Threat: High threat environmental weed.
Description: Evergreen, semi-succulent, rampant creeper that forms dense mats to 60cm deep. It readily smothers indigenous plants and prevents regeneration of all plants both indigenous and introduced.
Flowers: Small white star-shaped flowers with three petals that emerge from two leaf-like bracts in spring and summer.
Leaves: Shiny mid-green ovate-lanceolate leaves 3–6cm long and 1–3cm wide with the leaf base forming a sheath around the stem. Parallel veined and fleshy.
Stems: Succulent, brittle, branching and trailing. Forms shallow roots at nodes which is the primary means of spread.
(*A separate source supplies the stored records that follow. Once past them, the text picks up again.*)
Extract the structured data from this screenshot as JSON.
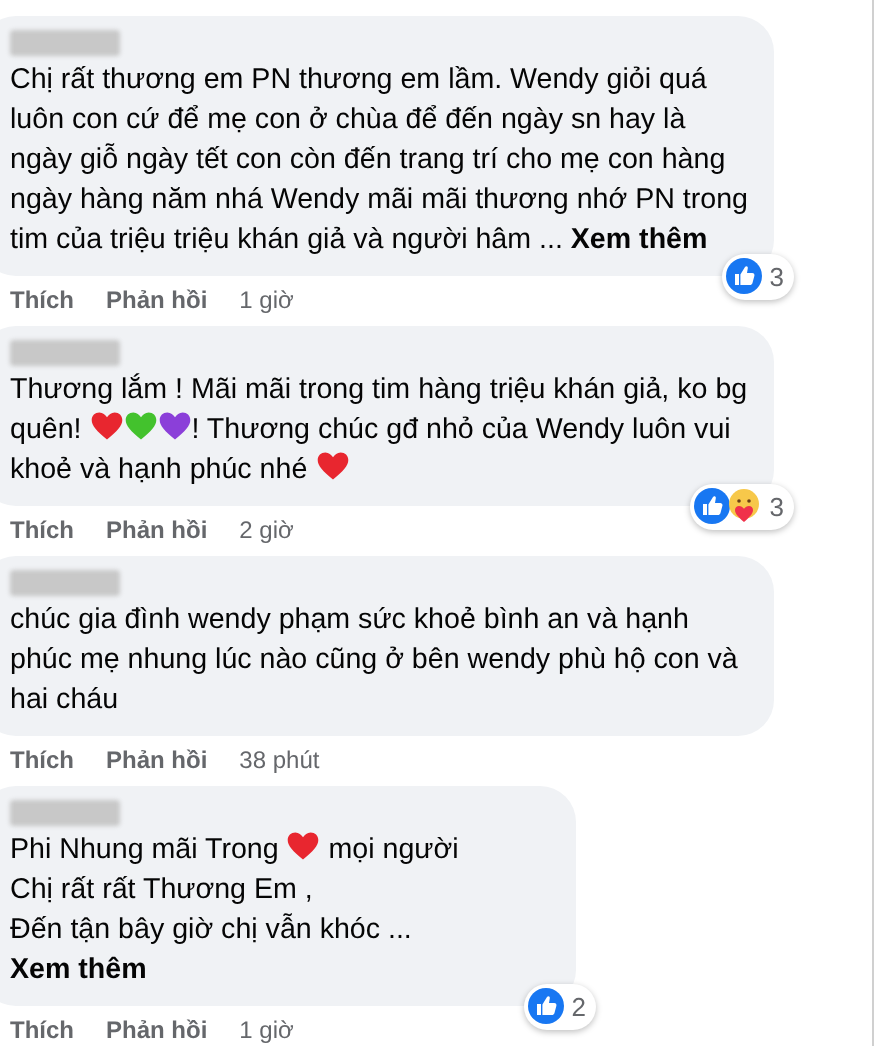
{
  "comments": [
    {
      "content": [
        {
          "kind": "text",
          "text": "Chị rất thương em PN thương em lầm. Wendy giỏi quá luôn con cứ để mẹ con ở chùa để đến ngày sn hay là ngày giỗ ngày tết con còn đến trang trí cho mẹ con hàng ngày hàng năm nhá Wendy mãi mãi thương nhớ PN trong tim của triệu triệu khán giả và người hâm ... "
        },
        {
          "kind": "more",
          "text": "Xem thêm"
        }
      ],
      "actions": [
        "Thích",
        "Phản hồi"
      ],
      "time": "1 giờ",
      "reactions": {
        "icons": [
          {
            "kind": "like"
          }
        ],
        "count": "3"
      }
    },
    {
      "content": [
        {
          "kind": "text",
          "text": "Thương lắm ! Mãi mãi trong tim hàng triệu khán giả, ko bg quên! "
        },
        {
          "kind": "heart",
          "color": "#e8262f"
        },
        {
          "kind": "heart",
          "color": "#43c22d"
        },
        {
          "kind": "heart",
          "color": "#8b3fd9"
        },
        {
          "kind": "text",
          "text": "! Thương chúc gđ nhỏ của Wendy luôn vui khoẻ và hạnh phúc nhé "
        },
        {
          "kind": "heart",
          "color": "#e8262f"
        }
      ],
      "actions": [
        "Thích",
        "Phản hồi"
      ],
      "time": "2 giờ",
      "reactions": {
        "icons": [
          {
            "kind": "like"
          },
          {
            "kind": "care"
          }
        ],
        "count": "3"
      }
    },
    {
      "content": [
        {
          "kind": "text",
          "text": "chúc gia đình wendy phạm sức khoẻ bình an và hạnh phúc mẹ nhung lúc nào cũng ở bên wendy phù hộ con và hai cháu"
        }
      ],
      "actions": [
        "Thích",
        "Phản hồi"
      ],
      "time": "38 phút"
    },
    {
      "content": [
        {
          "kind": "text",
          "text": "Phi Nhung mãi Trong "
        },
        {
          "kind": "heart",
          "color": "#e8262f"
        },
        {
          "kind": "text",
          "text": " mọi người"
        },
        {
          "kind": "break"
        },
        {
          "kind": "text",
          "text": "Chị rất rất Thương Em ,"
        },
        {
          "kind": "break"
        },
        {
          "kind": "text",
          "text": "Đến tận bây giờ chị vẫn khóc ... "
        },
        {
          "kind": "more",
          "text": "Xem thêm"
        }
      ],
      "actions": [
        "Thích",
        "Phản hồi"
      ],
      "time": "1 giờ",
      "reactions": {
        "icons": [
          {
            "kind": "like"
          }
        ],
        "count": "2"
      }
    }
  ]
}
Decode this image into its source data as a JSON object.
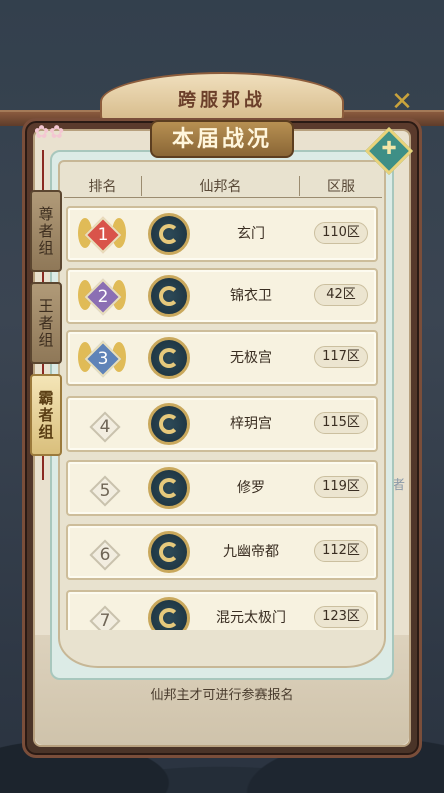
{
  "window": {
    "event_title": "跨服邦战",
    "panel_title": "本届战况"
  },
  "table_header": {
    "rank": "排名",
    "guild": "仙邦名",
    "server": "区服"
  },
  "groups": [
    {
      "label": "尊者组",
      "active": false
    },
    {
      "label": "王者组",
      "active": false
    },
    {
      "label": "霸者组",
      "active": true
    }
  ],
  "rows": [
    {
      "rank": "1",
      "name": "玄门",
      "server": "110区",
      "medal_color": "#d9534a"
    },
    {
      "rank": "2",
      "name": "锦衣卫",
      "server": "42区",
      "medal_color": "#8b6fb3"
    },
    {
      "rank": "3",
      "name": "无极宫",
      "server": "117区",
      "medal_color": "#5f83b8"
    },
    {
      "rank": "4",
      "name": "梓玥宫",
      "server": "115区"
    },
    {
      "rank": "5",
      "name": "修罗",
      "server": "119区"
    },
    {
      "rank": "6",
      "name": "九幽帝都",
      "server": "112区"
    },
    {
      "rank": "7",
      "name": "混元太极门",
      "server": "123区"
    }
  ],
  "footer": {
    "note": "仙邦主才可进行参赛报名"
  },
  "side_right_label": "者",
  "icons": {
    "close": "close-icon",
    "help": "help-icon",
    "emblem": "guild-emblem-icon",
    "flower": "flower-icon"
  }
}
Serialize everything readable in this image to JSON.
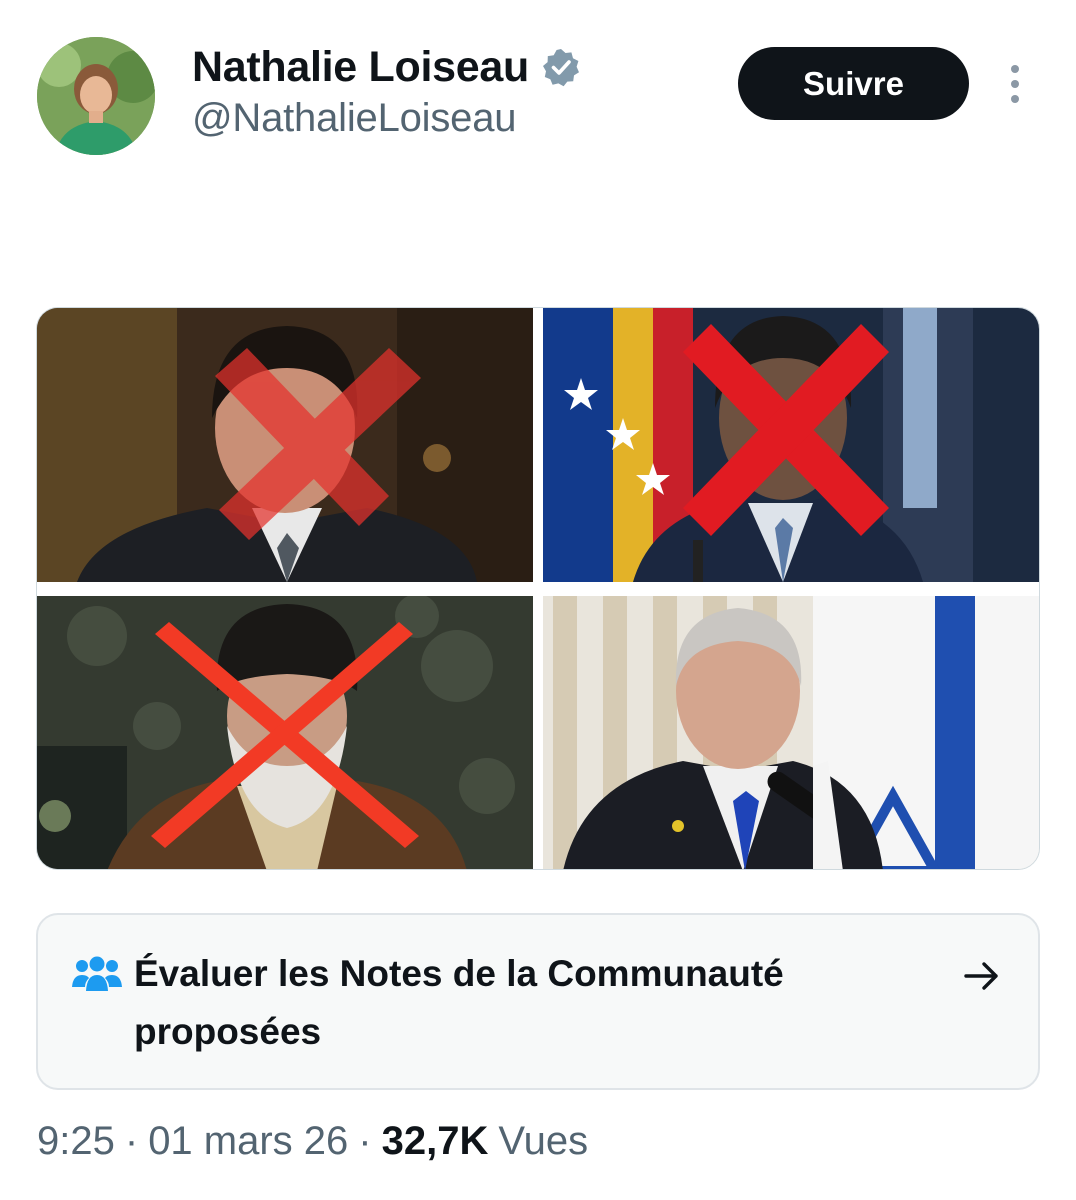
{
  "author": {
    "display_name": "Nathalie Loiseau",
    "handle": "@NathalieLoiseau",
    "verified": true
  },
  "actions": {
    "follow_label": "Suivre"
  },
  "media": [
    {
      "crossed_out": true,
      "cross_color": "#e5322d"
    },
    {
      "crossed_out": true,
      "cross_color": "#e11b22"
    },
    {
      "crossed_out": true,
      "cross_color": "#f23a25"
    },
    {
      "crossed_out": false
    }
  ],
  "community_notes": {
    "label": "Évaluer les Notes de la Communauté proposées",
    "icon": "people-icon",
    "accent_color": "#1d9bf0"
  },
  "meta": {
    "time": "9:25",
    "separator": "·",
    "date": "01 mars 26",
    "views_count": "32,7K",
    "views_label": "Vues"
  },
  "colors": {
    "text_primary": "#0f1419",
    "text_secondary": "#536471",
    "verified_badge": "#829aab"
  }
}
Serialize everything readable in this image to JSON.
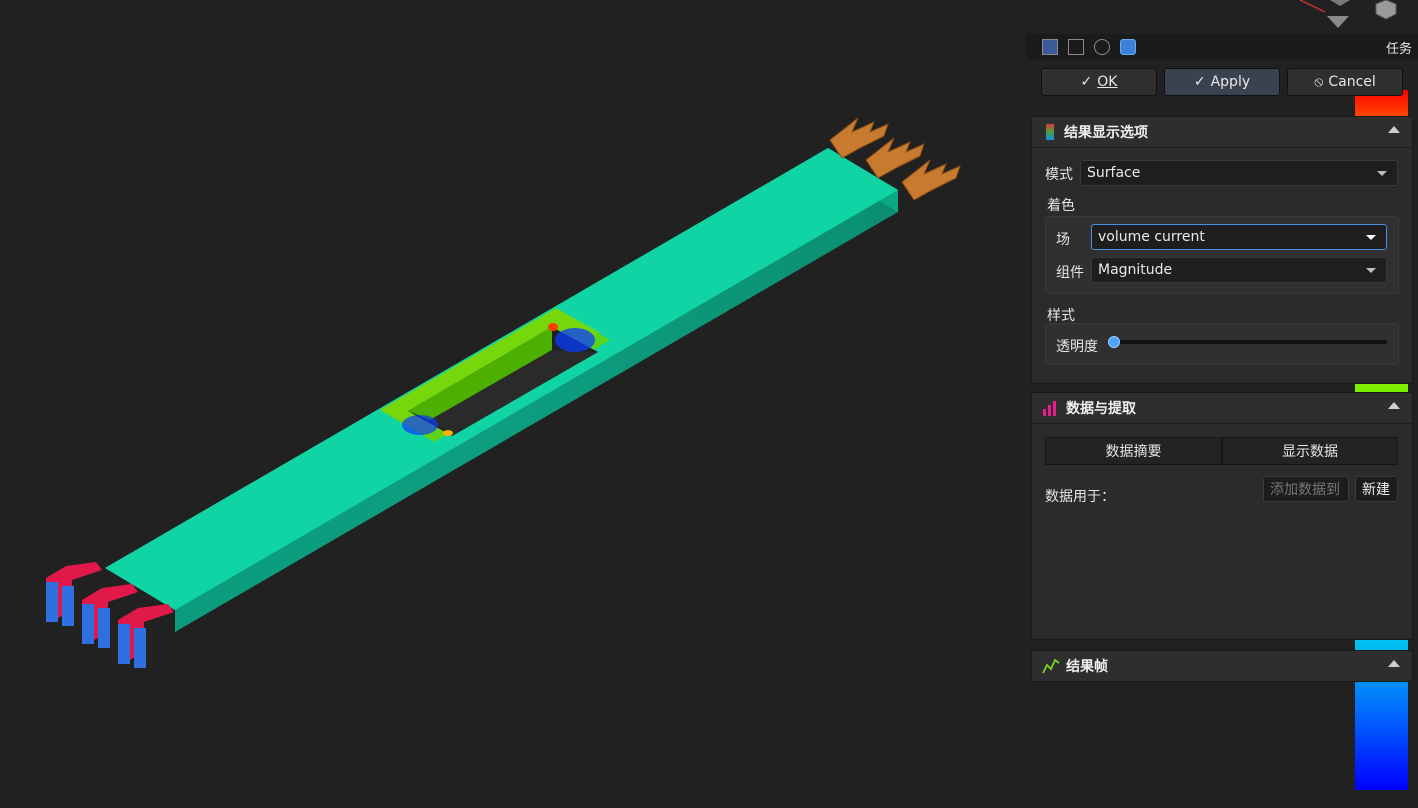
{
  "toolbar": {
    "task_label": "任务"
  },
  "actions": {
    "ok": "OK",
    "apply": "Apply",
    "cancel": "Cancel"
  },
  "display_options": {
    "title": "结果显示选项",
    "mode_label": "模式",
    "mode_value": "Surface",
    "coloring_label": "着色",
    "field_label": "场",
    "field_value": "volume current",
    "component_label": "组件",
    "component_value": "Magnitude",
    "style_label": "样式",
    "transparency_label": "透明度",
    "transparency_value": 0
  },
  "data_extraction": {
    "title": "数据与提取",
    "summary_button": "数据摘要",
    "show_data_button": "显示数据",
    "data_for_label": "数据用于：",
    "add_data_placeholder": "添加数据到",
    "new_button": "新建"
  },
  "result_frames": {
    "title": "结果帧"
  },
  "colors": {
    "accent": "#4aa3ff",
    "constraint_red": "#e0194a",
    "constraint_blue": "#2f6fe0",
    "load_orange": "#c87a2e",
    "body_teal": "#0fd6a0"
  }
}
Note: Invades riparian environments, moist woodlands and forests. Seedlings very rarely recorded. Rampant vegetative spread where one noded bit of stem will root and form stems. Plants readily spread by water movement during floods and dumping garden waste. Growth rapid with stems able to spread several metres in one year under favourable conditions. Very toxic to cattle, causing rapid death if eaten, and promotes allergenic reactions in dogs.
Similar indigenous species: Native Wandering Creeper (Commelina cyanea).
Control measures: Hand weeding, spot spraying, solarisation.
Dispersal: Birds, water, seeds, wind.